Anyway, Gorr is mad because he worshiped a god who wound up being a jerk and lost his daughter in the process. He then takes it upon himself, with the help of a magic sword that gives him powers, to kill all the gods in the galaxy, which would include our friend Thor. Speaking of Thor, I don’t think I’ve related more with a superhero for the first third of this movie. Thor is trying to find himself after experiencing trauma. Asking himself, what is it he likes doing anyway? Does he even want to be a superhero? He gained weight, then got back in shape and now finds himself just kind of wandering the galaxy with the Guardians of the Galaxy, fighting to help people, but kind of only if he’s feeling it at the moment. It’s all kind of zen. And I really liked this Thor. (Also, for anyone thinking the Guardians of the Galaxy are in this movie a lot, they are not. They go their own way pretty quickly.)
I don’t want to say too much about Jane Foster’s role in this movie to avoid spoilers (if you’ve read the comic, then you know why) other than to say, yes, it’s substantial and that Thor’s old weapon of choice, Mjolnir, calls out to Jane for reasons I won’t get into, turning her into Mighty Thor. Which then leads Thor, Jane, Valkyrie (Tessa Thompson) and Korg (Waititi) on a galaxy-wide adventure to stop Gorr, who, by this point, has captured all the children of New Asgard in an attempt to bait Thor into fighting him because Gorr needs Thor’s axe, Stormbreaker, to achieve his ultimate goal. (Which also sets up a love triangle… well, honestly, more of a love square, between Thor, Jane, Mjolnir and Stormbreaker. Yes, Stormbreaker is a very jealous ex.)
I’ll give Love and Thunder credit because what I just wrote sure sounds like a lot. And, like I said, Love and Thunder doesn’t feel as tight as Ragnarok, but it’s still so much fun it doesn’t feel like a lot. Between Bale and Russell Crow as Zeus, this is a movie featuring two of the best actors of the last 25 years just absolutely going for it and having a ball.

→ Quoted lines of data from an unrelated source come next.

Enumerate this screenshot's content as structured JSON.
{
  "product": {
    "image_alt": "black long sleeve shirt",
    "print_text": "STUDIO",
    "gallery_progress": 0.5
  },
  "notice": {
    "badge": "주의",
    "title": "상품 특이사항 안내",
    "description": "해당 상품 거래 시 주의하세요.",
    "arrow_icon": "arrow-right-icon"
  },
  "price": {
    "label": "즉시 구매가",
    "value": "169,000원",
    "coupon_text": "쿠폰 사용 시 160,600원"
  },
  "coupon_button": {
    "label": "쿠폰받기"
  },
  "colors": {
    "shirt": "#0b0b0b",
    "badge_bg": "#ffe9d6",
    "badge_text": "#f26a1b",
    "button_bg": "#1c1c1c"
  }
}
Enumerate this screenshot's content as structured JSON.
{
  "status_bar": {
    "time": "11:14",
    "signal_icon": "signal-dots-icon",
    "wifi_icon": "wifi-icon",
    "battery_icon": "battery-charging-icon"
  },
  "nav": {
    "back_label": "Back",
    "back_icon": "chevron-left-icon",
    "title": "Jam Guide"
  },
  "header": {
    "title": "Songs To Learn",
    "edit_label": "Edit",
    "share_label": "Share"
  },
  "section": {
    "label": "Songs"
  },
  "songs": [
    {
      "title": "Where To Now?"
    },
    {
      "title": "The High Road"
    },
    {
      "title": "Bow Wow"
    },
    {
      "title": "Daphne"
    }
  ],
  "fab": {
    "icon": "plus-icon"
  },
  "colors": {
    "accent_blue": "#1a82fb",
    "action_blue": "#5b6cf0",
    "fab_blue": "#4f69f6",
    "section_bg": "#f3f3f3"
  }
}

But, in the end, the key element to Love and Thunder is the love part. And this is where the movie is great: the smaller moments between Thor and Jane (and Thor and Stormbreaker). The rest all just kind of feels like an excuse to put them in different settings. I mean, I’m sure that’s true. As much as Waititi would probably love to make a two-hour Thor movie just about the interpersonal relationships of those Thor cares about, yeah he’s probably never going to get to do quite that. But no one else knows how to do Thor-like Waititi does and pretty much my only complaints above are just comparisons of Waititi against himself. To the point, if Waititi doesn’t want to do any more Thor movies, there probably shouldn’t be any more Thor movies. But I’d like to see Waititi finish off his own personal Thor trilogy.
‘Thor: Love And Thunder‘ opens on July 8th. You can contact Mike Ryan directly on Twitter.